═════ Data to process ═════

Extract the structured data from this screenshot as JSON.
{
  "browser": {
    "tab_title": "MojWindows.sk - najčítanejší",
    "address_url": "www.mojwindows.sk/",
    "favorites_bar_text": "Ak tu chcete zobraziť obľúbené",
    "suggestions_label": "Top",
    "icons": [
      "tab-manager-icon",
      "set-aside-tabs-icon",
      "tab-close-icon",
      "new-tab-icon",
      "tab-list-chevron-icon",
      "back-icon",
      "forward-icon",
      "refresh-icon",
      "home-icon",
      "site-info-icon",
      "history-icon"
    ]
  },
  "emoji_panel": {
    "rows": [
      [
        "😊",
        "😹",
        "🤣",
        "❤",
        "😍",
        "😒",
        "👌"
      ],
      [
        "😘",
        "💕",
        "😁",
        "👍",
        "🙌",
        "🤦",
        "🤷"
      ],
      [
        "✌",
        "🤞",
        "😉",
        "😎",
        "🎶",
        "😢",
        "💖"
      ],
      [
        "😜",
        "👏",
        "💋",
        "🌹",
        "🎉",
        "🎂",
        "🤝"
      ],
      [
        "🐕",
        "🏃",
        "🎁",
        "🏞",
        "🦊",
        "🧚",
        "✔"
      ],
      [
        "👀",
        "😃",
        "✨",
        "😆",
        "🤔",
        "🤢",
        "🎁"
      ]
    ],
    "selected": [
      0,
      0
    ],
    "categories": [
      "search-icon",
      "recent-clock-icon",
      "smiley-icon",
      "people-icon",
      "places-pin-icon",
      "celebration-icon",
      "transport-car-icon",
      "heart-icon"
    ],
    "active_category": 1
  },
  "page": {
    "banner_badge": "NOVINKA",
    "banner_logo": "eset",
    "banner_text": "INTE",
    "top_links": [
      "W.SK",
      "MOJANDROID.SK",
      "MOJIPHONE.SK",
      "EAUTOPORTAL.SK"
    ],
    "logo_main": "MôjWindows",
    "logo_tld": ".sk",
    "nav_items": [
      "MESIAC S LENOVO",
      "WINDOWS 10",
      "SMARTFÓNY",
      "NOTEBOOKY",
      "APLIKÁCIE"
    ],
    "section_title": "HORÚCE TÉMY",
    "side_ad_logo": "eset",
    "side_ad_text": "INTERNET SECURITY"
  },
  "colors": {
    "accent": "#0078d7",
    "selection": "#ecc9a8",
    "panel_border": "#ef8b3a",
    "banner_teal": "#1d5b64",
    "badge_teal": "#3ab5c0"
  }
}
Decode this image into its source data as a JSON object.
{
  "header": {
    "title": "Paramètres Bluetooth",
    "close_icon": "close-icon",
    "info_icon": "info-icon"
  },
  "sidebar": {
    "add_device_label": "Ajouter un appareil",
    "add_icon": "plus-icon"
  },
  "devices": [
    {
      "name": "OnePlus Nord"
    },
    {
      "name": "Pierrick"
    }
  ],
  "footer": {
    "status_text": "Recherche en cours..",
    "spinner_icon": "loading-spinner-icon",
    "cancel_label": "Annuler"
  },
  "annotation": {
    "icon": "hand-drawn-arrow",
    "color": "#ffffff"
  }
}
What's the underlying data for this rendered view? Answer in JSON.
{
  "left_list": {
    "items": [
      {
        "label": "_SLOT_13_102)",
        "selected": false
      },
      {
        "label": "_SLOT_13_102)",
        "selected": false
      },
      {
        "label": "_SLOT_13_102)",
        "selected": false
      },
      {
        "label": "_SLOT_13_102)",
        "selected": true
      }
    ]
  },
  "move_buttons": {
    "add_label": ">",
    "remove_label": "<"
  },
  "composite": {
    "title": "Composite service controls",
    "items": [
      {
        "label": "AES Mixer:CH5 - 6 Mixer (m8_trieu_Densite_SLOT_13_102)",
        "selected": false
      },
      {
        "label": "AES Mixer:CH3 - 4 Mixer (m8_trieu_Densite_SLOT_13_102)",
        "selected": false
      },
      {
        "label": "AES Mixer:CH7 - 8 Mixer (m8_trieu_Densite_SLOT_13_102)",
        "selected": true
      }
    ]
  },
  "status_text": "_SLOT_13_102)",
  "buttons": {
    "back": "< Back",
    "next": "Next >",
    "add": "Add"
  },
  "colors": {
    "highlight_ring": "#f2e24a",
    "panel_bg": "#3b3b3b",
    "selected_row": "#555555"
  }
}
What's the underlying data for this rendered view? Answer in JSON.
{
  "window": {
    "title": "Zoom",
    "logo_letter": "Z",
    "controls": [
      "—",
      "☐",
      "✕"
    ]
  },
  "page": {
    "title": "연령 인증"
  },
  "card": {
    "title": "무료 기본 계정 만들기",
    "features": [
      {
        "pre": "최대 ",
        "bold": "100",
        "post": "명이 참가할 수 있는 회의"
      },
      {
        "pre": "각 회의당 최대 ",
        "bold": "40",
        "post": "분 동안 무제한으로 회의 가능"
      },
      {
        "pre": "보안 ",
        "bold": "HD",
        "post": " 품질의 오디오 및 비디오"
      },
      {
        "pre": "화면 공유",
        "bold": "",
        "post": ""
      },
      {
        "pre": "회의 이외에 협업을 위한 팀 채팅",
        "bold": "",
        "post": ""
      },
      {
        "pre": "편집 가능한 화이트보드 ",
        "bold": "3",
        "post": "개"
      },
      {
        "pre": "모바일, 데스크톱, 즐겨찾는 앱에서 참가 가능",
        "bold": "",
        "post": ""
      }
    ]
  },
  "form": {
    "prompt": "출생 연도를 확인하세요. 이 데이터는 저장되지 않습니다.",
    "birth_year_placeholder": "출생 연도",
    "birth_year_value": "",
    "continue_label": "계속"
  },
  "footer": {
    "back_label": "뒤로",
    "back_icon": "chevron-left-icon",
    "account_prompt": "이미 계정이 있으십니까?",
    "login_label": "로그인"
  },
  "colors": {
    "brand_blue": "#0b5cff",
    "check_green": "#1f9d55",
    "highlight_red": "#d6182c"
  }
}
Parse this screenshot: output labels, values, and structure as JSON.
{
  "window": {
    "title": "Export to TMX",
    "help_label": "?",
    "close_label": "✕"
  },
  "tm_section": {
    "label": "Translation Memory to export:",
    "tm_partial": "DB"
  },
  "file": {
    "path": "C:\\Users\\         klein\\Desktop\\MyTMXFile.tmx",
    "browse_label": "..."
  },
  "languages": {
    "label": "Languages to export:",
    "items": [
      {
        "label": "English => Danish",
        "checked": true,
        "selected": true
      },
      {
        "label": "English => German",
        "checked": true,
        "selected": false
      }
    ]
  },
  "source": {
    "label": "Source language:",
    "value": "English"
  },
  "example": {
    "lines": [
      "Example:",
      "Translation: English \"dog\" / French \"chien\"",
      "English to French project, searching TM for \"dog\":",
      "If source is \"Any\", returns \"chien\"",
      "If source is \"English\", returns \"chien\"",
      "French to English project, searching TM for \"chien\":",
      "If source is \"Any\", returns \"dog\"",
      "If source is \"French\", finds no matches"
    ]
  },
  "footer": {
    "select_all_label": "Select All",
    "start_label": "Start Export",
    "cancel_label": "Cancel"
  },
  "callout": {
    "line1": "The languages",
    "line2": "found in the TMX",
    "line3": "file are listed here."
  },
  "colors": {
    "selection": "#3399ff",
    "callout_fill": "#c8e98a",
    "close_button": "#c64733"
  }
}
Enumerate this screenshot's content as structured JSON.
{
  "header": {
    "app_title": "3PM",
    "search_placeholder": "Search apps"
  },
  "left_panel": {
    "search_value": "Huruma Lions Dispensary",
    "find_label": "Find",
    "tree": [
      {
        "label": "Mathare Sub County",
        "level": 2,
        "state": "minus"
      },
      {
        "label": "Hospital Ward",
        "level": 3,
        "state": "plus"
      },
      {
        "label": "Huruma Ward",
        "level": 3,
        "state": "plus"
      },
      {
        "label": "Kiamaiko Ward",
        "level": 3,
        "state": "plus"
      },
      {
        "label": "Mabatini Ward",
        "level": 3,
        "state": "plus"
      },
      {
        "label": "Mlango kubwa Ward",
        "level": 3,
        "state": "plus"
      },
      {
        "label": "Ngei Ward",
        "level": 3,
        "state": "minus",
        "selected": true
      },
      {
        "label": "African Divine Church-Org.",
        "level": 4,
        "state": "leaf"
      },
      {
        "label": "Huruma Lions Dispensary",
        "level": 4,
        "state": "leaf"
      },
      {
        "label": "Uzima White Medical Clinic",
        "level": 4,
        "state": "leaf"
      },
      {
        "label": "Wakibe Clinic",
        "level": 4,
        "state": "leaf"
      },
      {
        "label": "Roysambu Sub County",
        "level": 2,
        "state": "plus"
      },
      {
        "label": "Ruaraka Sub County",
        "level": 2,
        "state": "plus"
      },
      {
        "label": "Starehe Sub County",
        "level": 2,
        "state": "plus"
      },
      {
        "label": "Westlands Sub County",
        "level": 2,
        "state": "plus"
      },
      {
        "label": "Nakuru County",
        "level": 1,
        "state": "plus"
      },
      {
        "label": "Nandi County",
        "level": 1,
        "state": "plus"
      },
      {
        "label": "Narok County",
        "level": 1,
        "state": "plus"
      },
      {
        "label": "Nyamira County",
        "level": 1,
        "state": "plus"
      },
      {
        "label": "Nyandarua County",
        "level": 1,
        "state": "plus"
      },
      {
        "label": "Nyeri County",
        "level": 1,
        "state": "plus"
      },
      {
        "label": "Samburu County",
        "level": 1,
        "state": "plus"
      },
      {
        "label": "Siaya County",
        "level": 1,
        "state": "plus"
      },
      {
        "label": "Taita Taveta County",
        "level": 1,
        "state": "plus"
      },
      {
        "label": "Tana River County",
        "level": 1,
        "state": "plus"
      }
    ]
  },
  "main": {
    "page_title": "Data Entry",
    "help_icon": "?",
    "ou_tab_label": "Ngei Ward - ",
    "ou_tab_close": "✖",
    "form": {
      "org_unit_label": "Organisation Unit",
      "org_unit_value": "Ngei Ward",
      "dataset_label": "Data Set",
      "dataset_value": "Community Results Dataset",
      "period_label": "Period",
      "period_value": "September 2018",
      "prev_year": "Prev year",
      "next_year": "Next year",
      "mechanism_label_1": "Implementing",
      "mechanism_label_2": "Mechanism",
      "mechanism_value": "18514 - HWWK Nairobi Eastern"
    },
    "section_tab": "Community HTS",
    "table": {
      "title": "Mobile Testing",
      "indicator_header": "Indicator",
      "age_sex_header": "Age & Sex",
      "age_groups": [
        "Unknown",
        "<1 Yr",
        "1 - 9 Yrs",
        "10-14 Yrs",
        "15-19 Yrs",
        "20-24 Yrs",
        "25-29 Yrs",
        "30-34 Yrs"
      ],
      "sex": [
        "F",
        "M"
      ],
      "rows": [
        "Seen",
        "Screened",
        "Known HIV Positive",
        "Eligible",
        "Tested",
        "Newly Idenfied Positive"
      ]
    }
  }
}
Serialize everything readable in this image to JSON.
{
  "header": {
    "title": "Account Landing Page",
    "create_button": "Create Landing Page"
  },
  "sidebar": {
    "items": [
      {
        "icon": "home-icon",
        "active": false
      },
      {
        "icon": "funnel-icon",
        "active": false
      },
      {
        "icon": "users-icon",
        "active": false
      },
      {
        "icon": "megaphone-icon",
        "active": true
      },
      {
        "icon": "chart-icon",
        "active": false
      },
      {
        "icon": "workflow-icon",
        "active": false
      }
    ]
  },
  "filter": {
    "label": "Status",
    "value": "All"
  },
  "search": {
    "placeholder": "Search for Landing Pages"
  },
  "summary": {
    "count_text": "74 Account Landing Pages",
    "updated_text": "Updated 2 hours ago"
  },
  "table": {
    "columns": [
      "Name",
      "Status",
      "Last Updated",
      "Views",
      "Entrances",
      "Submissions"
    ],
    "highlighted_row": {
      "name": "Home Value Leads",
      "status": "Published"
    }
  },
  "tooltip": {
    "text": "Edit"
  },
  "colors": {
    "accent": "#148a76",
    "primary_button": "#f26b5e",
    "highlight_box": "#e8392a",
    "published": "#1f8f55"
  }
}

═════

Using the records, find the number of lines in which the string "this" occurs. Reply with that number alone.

7